Home News Update – Name Released in Home Defense Killing in Fairfield County

Update – Name Released in Home Defense Killing in Fairfield County


Fairfield County – A man who was charged with murder last week after shooting a man on his property may have those charges dropped after claiming self-defense.

According to the Fairfield County sheriff’s office, they received a 911 call at 1:52 pm on 5/28/23 of a person shot in the area of 220 block of South Broad Street in Breman. When they arrived they found one man with a gunshot wound and a man with a gun. Deputies that arrived on the scene started life-saving measures but the man succumbed to injuries.

According to reports the shooter was identified as Mark Burrows said that Shannon Mcpeak, 42 went to the South Broad Street location asking for money for a ride. Burrows who was working in the garage with his son in law told deputies that he had confronted Mcpeak and told him to leave, but Mcpeak started arguing with Burrows and when the son-in-law came out to see what the yelling was about Mcpeak threatened him and an altercation began. The fight continued and Mcpeak put the son-in-law to the ground when Burrows went into the garage and armed himself with a firearm and told Mcpeak to stop and leave, but Mcpeak continued. Burrows then fired one shot killing the man.

Burrows was charged with one count of Murder and taken to Fairfield county jail, since then he has been released, and an active investigation is ongoing.

In 2021 Ohio passed a, “stand your ground” self-defense law that says someone can use force up to lethal force to protect themselves on their property.

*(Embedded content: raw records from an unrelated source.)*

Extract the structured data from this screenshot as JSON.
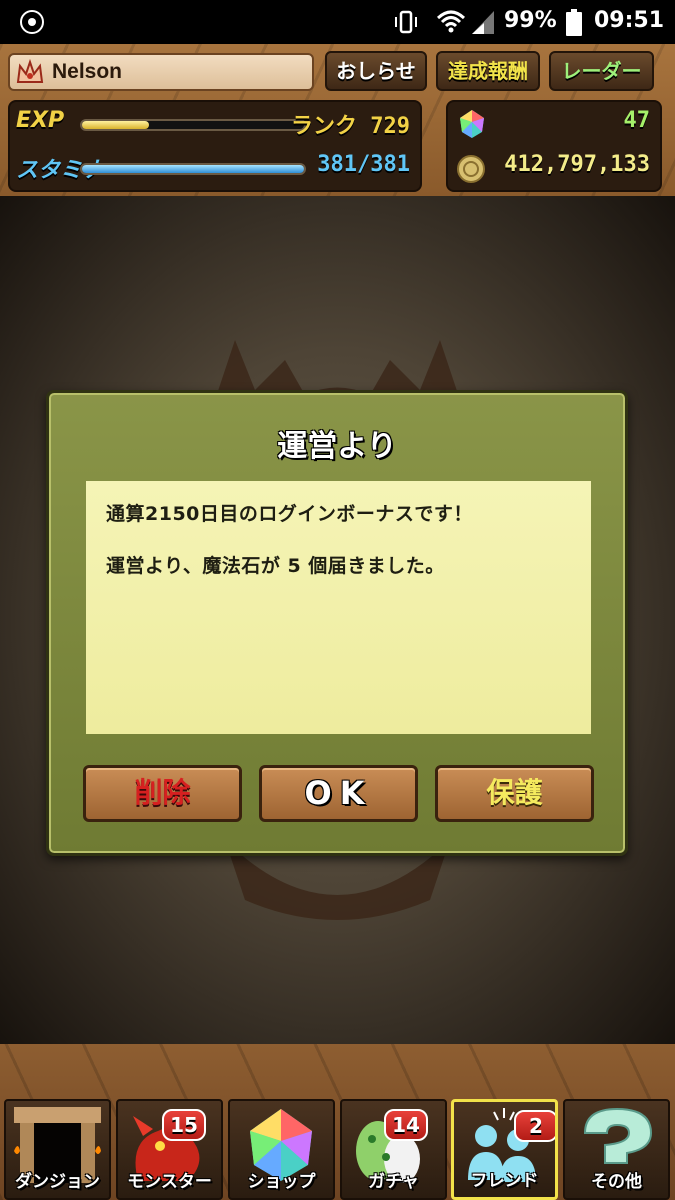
{
  "status_bar": {
    "battery_percent": "99%",
    "time": "09:51"
  },
  "hud": {
    "player_name": "Nelson",
    "buttons": {
      "news": "おしらせ",
      "achievements": "達成報酬",
      "radar": "レーダー"
    },
    "exp": {
      "label": "EXP",
      "rank_text": "ランク 729",
      "progress": 0.3
    },
    "stamina": {
      "label": "スタミナ",
      "value_text": "381/381",
      "progress": 1.0
    },
    "magic_stones": "47",
    "coins": "412,797,133"
  },
  "dialog": {
    "title": "運営より",
    "message_line_1": "通算2150日目のログインボーナスです！",
    "message_line_2": "運営より、魔法石が 5 個届きました。",
    "buttons": {
      "delete": "削除",
      "ok": "OK",
      "protect": "保護"
    }
  },
  "bottom_nav": {
    "items": [
      {
        "label": "ダンジョン",
        "badge": ""
      },
      {
        "label": "モンスター",
        "badge": "15"
      },
      {
        "label": "ショップ",
        "badge": ""
      },
      {
        "label": "ガチャ",
        "badge": "14"
      },
      {
        "label": "フレンド",
        "badge": "2",
        "active": true
      },
      {
        "label": "その他",
        "badge": ""
      }
    ]
  },
  "colors": {
    "exp_yellow": "#f2d246",
    "stamina_blue": "#60c6f6",
    "stone_green": "#a6f06a",
    "dialog_green": "#7c8840",
    "delete_red": "#d62020",
    "protect_yellow": "#f5ea5e"
  }
}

“The person who is attacked, without fault of his own, may use deadly force only if he reasonably and honestly believed that deadly force was necessary to prevent serious bodily harm or death. If the person does not have this belief, he should not use deadly force. Again, if it does not put your life or the life of others in danger, you should withdraw from the confrontation if it is safe for you to do so.” according to the Ohio Conceal Carry laws manual. But minor bruises from a scuffle may not qualify as “serious.”